A toy story: U professor has passion for Lego

University professor Roy Cook’s interest in Lego pieces goes far beyond simple sets.

University of Minnesota philosophy professor Roy Cook is currently a Lego ambassador and member of TwinLUG, a group of adult LEGO enthusiasts. Members of the group including Cook designed and use Micropolis, featured above, which allows individual builders to build modules and connect them to create a micro scale city.

Amanda Snyder

University of Minnesota philosophy professor Roy Cook is currently a Lego ambassador and member of TwinLUG, a group of adult LEGO enthusiasts.
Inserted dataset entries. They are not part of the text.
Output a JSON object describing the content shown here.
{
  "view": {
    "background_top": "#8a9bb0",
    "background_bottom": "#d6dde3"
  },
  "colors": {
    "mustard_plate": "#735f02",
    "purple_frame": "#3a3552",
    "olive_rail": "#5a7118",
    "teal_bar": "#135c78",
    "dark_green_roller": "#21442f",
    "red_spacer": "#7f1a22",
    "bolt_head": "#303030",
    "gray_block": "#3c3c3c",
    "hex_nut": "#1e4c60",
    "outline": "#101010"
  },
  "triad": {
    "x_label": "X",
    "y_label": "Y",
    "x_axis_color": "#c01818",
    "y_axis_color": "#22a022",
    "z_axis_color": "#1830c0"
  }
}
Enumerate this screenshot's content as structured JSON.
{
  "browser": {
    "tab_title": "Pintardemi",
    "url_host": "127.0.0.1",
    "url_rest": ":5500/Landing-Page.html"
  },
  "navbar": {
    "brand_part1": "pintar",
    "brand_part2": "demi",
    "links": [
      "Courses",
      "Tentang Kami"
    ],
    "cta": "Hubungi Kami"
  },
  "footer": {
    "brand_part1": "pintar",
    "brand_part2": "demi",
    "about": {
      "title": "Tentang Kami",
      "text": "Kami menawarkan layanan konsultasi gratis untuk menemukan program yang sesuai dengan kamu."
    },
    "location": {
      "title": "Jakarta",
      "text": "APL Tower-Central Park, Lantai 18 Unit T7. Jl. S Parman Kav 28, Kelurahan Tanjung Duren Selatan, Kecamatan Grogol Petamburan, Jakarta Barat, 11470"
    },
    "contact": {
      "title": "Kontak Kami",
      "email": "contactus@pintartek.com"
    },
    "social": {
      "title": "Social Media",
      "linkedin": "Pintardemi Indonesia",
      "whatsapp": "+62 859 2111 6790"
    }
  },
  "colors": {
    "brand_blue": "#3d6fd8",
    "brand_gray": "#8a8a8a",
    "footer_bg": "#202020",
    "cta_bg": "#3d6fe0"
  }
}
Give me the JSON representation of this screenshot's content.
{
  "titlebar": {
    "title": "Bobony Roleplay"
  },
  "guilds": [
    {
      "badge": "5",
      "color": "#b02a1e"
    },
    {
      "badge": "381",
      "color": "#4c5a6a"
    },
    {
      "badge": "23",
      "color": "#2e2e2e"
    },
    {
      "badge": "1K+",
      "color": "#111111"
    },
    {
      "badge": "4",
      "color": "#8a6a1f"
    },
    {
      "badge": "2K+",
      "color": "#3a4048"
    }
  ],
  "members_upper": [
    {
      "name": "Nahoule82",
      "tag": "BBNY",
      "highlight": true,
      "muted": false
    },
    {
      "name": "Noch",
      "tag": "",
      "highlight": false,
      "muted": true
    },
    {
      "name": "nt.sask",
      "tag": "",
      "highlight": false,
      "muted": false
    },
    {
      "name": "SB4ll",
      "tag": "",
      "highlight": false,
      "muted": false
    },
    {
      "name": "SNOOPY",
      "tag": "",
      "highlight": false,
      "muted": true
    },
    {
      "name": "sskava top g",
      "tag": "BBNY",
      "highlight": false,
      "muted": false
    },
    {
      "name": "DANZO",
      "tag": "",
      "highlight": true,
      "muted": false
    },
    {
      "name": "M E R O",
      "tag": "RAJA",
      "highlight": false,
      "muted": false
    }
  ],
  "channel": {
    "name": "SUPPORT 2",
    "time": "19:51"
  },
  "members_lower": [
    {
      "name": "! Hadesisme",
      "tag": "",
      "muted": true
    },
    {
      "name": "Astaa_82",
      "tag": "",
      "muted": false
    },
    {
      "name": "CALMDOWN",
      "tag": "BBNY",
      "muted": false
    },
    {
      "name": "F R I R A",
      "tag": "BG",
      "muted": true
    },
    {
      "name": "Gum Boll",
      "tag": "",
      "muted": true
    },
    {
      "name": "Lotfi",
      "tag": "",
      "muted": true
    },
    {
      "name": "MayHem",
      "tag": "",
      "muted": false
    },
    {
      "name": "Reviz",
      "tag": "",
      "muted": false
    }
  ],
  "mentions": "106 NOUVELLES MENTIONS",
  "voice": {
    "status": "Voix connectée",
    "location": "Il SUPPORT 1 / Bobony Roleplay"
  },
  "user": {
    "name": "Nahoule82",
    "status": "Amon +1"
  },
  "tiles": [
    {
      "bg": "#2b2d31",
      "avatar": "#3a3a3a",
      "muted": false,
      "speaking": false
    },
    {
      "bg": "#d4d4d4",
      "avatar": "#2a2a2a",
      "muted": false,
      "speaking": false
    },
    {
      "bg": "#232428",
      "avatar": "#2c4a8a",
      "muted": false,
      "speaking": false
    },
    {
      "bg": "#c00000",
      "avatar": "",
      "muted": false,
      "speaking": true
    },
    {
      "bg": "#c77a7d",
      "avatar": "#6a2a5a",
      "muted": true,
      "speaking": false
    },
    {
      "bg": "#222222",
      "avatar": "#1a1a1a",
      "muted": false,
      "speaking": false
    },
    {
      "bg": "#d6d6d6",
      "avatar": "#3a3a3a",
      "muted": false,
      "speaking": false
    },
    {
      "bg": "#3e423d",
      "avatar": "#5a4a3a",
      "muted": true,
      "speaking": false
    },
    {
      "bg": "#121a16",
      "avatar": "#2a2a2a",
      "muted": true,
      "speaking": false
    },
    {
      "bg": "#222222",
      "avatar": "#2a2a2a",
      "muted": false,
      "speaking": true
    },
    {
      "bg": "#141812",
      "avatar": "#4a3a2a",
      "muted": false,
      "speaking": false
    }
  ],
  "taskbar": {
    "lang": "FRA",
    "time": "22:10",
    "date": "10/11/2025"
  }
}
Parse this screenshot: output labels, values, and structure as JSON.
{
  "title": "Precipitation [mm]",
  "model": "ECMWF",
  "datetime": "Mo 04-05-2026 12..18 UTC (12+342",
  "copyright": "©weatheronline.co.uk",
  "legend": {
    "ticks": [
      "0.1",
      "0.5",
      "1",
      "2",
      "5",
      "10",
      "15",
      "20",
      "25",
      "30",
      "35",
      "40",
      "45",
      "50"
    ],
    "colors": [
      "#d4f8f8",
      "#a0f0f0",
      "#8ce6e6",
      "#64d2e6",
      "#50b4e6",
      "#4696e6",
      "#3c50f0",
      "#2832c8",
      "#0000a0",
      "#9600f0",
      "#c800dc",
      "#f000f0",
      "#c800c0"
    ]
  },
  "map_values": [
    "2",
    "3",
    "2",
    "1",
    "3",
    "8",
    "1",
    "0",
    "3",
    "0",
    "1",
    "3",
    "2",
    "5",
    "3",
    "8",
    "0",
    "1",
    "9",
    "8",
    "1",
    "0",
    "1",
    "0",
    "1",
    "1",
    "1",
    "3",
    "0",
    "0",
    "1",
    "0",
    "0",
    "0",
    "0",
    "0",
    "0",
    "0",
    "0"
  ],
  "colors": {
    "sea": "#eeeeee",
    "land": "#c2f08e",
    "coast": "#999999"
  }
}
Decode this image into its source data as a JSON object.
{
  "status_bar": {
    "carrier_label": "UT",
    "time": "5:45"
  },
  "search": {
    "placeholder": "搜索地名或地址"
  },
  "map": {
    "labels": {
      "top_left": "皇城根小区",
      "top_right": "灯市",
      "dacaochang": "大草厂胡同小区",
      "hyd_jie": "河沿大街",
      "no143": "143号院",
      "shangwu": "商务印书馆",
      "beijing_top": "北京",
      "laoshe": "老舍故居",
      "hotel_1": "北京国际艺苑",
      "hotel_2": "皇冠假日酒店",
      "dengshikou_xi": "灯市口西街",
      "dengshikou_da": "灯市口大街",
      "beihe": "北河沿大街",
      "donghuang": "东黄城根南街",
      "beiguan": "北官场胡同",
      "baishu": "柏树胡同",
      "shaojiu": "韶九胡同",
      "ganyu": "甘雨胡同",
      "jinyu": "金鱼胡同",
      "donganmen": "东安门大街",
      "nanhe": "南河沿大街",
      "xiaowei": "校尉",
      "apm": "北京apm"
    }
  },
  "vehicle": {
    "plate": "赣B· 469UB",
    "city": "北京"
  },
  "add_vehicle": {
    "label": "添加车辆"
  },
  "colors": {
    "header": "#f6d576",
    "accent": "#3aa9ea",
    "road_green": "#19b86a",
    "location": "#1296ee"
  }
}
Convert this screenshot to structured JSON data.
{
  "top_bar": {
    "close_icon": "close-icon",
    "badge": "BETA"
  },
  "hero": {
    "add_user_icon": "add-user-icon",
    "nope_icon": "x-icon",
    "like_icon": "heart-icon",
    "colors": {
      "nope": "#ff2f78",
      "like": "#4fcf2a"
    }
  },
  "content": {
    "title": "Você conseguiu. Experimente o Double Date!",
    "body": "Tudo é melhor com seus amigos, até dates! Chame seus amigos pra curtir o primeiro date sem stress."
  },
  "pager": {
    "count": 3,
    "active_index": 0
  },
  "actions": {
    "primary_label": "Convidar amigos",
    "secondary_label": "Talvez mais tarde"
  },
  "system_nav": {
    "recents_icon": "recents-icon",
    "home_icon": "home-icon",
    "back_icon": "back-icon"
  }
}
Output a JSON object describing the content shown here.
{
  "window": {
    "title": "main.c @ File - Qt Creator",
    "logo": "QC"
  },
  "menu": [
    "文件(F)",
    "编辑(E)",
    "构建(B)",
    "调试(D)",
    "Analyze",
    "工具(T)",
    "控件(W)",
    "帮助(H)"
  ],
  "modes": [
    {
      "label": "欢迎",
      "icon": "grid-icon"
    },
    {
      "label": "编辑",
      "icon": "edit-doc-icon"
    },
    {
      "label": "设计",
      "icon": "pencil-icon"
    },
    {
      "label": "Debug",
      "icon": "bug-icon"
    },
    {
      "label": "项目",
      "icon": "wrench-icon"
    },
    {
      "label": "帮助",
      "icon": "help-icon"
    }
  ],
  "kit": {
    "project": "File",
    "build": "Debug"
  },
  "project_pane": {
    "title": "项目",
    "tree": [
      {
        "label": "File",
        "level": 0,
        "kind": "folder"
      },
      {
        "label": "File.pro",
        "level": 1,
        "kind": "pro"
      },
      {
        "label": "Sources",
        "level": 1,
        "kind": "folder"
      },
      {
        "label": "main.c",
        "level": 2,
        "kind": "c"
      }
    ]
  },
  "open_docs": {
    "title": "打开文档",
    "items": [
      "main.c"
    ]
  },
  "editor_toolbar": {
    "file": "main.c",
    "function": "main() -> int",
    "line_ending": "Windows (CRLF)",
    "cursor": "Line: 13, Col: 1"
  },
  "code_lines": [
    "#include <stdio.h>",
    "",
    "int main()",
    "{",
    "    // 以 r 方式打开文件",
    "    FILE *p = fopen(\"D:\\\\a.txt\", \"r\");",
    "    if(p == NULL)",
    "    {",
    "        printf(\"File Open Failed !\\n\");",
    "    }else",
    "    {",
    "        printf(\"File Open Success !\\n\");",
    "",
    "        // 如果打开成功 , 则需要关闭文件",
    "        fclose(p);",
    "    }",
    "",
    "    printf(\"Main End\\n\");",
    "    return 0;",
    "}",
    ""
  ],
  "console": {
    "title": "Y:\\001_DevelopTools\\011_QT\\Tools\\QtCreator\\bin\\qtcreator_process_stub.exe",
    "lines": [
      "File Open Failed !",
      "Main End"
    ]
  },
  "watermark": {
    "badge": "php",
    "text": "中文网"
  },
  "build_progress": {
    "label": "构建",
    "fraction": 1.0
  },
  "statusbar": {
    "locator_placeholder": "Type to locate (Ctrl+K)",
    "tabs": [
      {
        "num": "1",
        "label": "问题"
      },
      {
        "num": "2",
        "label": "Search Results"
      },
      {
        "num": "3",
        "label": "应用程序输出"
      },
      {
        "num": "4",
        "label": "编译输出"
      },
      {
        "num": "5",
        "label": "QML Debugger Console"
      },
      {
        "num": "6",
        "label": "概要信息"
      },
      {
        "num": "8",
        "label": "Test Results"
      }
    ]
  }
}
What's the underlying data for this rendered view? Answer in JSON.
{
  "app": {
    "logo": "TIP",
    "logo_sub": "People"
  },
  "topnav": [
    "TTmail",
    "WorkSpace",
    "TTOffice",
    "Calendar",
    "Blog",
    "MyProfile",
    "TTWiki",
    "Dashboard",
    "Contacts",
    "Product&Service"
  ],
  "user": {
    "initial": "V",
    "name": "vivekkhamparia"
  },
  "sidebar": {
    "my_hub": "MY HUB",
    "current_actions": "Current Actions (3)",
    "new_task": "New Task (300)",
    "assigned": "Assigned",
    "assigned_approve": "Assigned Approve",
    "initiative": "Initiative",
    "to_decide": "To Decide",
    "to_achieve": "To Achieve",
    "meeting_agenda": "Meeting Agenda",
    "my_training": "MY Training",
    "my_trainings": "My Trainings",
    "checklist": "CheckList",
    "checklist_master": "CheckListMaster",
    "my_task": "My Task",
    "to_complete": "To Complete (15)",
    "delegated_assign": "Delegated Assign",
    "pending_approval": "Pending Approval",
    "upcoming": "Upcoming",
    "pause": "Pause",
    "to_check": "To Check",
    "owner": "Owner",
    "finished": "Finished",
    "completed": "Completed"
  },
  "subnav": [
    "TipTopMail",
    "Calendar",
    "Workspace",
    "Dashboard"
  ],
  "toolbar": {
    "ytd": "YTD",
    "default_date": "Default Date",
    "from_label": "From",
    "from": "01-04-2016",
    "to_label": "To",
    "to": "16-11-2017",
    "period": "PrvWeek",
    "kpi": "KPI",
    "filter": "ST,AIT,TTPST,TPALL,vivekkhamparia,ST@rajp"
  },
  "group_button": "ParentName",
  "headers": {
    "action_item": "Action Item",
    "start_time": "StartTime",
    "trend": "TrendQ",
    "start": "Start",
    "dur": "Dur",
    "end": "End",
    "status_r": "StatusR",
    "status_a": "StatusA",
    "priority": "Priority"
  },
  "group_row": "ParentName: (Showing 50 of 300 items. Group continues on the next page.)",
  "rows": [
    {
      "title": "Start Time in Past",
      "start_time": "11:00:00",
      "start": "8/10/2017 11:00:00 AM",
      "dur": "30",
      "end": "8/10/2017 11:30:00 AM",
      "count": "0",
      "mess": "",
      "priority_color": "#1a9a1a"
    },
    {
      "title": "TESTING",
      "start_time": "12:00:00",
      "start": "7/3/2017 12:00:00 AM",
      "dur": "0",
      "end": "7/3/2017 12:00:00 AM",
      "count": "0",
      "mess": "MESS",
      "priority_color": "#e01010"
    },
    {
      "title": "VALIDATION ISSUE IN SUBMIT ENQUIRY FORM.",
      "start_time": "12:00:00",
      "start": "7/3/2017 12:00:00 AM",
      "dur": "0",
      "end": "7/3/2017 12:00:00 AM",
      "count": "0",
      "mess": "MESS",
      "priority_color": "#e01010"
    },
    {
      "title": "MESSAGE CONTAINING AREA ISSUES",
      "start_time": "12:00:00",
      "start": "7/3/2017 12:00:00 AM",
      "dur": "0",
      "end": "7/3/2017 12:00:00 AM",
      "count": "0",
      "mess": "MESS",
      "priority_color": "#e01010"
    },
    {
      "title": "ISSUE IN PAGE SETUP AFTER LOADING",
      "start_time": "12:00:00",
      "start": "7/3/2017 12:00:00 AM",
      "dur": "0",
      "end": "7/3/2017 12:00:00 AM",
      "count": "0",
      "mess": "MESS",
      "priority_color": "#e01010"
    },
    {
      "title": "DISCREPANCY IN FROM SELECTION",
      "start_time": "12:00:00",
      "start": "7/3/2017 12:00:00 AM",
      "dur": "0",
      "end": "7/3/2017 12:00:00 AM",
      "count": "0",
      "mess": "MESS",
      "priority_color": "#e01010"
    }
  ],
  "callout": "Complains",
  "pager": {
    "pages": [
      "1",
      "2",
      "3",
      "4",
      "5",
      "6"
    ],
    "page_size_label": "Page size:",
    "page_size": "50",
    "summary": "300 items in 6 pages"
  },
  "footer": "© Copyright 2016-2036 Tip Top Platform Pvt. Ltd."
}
Members of the group including Cook designed and use Micropolis, featured above, which allows individual builders to build modules and connect them to create a micro scale city.

Spencer Doar

While the mislaid brick remains the bane of barefoot late-night snackers, Lego has undergone a shift in the 21st century. 

For avid hobbyists like University of Minnesota philosophy professor Roy Cook, Lego  provides a problem and a pastime that has grown to a collection of some estimated 2.5 million bricks and encompasses his whole basement.

 Cook is a former Lego Ambassador, and co-founder of the Twin Cities’ Lego User Group, or TwinLUG. His scale models of the state Capitol and the Cathedral of St. Paul are currently on display at those respective locations. 

“The trick is to get things as close as possible — you can never get the dimensions exactly right,” Cook said.  “You need the critical details.”

In the case of the State Capitol, the eagles at the base of the dome were a challenge. Lego does not make an eagle piece, but they do make an owl.  Cook needed white owl pieces though, which only could be found in a large Harry Potter set.

It’s at this point when Cook and builders like him turn to third-party sources to acquire specific pieces or quantities that wouldn’t be viable in-store purchases(think StubHub but for Lego). By Cook’s estimation, there are a few dozen people who make their living solely as unofficial Lego distributors. 

But his commissioned work is only a small part of Cook’s hobby.  He was a Lego Ambassador for TwinLUG, connecting Lego and the community. 

The Lego Ambassador program’s origins lie at the turn of the century, when Lego realized the need to be better in touch with its adult consumer base. 

“For a long time Lego thought that for every adult who spent $100, there were 10,000 kids who spent $10,” Cook said.  “They started doing some research and realized that wasn’t true.”

Cook experienced what many adult fans of Lego, or AFOLs, call a “dark age,” a period of time when a childhood interest in the building block toy is followed by a hiatus.  For Cook, that ended at the age of 31 when he decided to make a mural of his nephew with 1×1 Lego bricks for his first birthday. 

Now, besides his micro-models of city scenes and buildings, his mural work is well known in Lego circles. 

Those circles converge in June for Brickworld, a Lego convention in Chicago.  This year sees Cook building his largest model yet, a 5 1/2 foot-long model of the Hall of Justice from the ’70s television series “Super Friends.”  

But his building interest does not seem all that out of place when you realize that Cook’s lower arm tattoo is that of R2-D2’s access panels.